_Task to carry out:_
How many of the lines below have "username" in them? Say the number and nothing more.

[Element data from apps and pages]
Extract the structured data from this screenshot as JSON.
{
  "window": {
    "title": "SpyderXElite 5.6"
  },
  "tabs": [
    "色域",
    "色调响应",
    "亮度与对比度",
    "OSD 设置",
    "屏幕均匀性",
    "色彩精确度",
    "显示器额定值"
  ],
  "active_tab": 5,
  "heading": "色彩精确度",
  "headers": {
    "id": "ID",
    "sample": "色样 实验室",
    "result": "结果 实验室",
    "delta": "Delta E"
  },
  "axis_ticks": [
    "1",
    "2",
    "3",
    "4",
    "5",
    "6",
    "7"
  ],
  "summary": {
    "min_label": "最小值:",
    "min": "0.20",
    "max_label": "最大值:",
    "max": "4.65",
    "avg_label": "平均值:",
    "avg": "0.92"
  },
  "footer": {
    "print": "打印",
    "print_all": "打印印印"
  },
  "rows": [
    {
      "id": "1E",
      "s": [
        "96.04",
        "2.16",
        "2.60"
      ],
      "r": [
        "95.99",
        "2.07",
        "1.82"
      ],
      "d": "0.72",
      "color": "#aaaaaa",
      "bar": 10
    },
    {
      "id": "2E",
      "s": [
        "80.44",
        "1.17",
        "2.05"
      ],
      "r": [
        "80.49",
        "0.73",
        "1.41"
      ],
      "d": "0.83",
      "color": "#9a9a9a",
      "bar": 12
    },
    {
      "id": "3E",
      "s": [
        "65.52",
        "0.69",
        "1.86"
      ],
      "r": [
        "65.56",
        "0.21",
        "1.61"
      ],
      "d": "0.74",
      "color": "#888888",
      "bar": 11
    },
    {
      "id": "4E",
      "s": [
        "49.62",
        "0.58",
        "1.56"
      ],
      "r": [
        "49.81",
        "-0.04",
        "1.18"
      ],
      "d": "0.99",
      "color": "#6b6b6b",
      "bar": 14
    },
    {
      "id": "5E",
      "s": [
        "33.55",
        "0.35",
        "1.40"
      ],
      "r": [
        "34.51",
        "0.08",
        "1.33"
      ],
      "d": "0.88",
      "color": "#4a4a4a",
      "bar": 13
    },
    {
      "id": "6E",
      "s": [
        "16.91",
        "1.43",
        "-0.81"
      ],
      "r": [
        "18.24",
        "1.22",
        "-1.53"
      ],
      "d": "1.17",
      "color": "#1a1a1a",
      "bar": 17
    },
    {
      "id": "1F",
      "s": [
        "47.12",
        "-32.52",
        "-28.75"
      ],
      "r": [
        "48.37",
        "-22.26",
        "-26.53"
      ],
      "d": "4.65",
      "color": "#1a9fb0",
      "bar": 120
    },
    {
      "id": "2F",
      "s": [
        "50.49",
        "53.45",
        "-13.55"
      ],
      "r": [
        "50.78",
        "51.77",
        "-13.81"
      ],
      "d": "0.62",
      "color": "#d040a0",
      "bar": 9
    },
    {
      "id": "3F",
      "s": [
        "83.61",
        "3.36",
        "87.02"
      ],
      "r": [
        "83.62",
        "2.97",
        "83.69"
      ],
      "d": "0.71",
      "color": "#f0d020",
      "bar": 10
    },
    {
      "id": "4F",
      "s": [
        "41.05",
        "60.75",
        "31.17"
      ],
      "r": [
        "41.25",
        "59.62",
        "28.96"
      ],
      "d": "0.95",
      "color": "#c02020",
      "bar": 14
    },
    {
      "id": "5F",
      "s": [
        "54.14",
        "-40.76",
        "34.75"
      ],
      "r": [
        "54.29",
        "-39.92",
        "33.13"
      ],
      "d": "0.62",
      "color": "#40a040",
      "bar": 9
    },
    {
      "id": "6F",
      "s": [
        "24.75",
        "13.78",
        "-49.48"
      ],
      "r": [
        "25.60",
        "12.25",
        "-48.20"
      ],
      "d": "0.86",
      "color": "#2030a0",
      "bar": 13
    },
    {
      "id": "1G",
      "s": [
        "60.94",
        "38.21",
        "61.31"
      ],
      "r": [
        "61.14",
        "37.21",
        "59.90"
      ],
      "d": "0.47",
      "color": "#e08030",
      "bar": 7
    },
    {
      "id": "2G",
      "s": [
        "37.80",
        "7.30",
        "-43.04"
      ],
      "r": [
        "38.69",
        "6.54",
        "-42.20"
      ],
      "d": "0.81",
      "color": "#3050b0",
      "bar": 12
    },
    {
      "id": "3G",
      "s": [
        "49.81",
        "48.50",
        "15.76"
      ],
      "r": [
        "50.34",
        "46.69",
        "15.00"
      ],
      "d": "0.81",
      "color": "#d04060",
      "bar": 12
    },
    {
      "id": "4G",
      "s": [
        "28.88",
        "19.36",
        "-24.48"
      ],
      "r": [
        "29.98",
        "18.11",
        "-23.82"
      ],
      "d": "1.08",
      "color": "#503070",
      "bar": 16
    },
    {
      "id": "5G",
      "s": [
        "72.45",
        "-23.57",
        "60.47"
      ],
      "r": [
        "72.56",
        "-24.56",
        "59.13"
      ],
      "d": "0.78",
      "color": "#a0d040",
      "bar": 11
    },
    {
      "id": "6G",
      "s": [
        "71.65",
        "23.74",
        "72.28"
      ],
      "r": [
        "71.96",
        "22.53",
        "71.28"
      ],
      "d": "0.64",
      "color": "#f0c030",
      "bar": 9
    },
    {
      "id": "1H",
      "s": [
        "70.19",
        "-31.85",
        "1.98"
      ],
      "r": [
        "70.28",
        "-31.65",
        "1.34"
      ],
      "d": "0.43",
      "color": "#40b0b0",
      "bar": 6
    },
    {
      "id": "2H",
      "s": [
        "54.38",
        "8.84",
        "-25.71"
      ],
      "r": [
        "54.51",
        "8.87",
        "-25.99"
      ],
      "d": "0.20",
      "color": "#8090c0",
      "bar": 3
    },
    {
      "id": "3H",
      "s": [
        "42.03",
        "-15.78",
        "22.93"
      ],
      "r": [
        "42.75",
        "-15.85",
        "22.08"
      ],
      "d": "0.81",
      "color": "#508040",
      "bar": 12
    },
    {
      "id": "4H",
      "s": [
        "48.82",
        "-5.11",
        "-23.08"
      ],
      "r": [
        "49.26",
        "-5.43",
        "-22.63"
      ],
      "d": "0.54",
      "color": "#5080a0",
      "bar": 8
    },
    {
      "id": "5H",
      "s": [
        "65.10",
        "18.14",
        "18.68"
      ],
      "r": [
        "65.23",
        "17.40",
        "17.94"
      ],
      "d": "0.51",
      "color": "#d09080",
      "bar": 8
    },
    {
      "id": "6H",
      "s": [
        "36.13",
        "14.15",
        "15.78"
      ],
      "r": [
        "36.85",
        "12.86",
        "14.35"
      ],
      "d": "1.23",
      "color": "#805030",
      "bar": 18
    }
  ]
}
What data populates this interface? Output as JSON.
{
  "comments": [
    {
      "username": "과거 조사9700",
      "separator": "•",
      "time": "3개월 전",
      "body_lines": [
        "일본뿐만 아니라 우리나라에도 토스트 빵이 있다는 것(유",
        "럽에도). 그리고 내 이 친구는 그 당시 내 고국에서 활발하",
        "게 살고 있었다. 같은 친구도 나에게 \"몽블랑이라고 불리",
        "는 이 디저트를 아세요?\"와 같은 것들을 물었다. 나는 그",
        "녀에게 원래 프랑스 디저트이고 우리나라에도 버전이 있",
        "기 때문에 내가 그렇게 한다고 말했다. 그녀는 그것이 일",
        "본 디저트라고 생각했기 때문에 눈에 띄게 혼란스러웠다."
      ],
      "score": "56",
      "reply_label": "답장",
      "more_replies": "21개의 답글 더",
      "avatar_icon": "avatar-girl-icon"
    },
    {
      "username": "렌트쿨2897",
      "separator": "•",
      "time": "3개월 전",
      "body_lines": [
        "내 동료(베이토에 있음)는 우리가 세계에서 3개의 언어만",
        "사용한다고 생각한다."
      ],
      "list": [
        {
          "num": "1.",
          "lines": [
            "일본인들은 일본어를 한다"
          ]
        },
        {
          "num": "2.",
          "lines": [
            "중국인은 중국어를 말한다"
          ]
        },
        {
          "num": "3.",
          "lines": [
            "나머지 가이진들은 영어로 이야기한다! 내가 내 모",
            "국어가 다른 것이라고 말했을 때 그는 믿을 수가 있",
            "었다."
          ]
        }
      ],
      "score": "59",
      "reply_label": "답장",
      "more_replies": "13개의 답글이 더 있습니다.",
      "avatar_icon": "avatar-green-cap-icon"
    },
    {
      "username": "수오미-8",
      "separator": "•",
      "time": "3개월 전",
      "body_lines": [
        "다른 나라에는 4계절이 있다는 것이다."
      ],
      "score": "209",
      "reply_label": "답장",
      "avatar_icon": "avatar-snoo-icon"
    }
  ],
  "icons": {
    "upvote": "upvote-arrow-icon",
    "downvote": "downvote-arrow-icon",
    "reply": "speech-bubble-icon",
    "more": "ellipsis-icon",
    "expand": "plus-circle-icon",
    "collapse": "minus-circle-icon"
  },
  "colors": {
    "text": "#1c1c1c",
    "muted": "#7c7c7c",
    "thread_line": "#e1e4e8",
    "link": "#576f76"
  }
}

_Result for this exercise:_
3